_INSTRUCTIONS FOR THE TASK_:
Wherever the string "parquet" occurs in a line of these records, report that line.

====== EXERCISE MATERIALS

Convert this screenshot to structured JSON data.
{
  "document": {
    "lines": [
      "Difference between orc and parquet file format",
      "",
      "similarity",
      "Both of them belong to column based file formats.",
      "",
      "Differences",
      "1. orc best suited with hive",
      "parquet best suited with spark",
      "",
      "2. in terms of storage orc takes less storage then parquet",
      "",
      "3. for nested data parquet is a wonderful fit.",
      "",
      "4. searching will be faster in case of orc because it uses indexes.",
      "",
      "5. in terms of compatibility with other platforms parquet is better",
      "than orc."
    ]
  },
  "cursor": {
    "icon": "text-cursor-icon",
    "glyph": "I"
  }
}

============

_RESULT OF THIS EXERCISE_:
      "Difference between orc and parquet file format",
      "parquet best suited with spark",
      "2. in terms of storage orc takes less storage then parquet",
      "3. for nested data parquet is a wonderful fit.",
      "5. in terms of compatibility with other platforms parquet is better",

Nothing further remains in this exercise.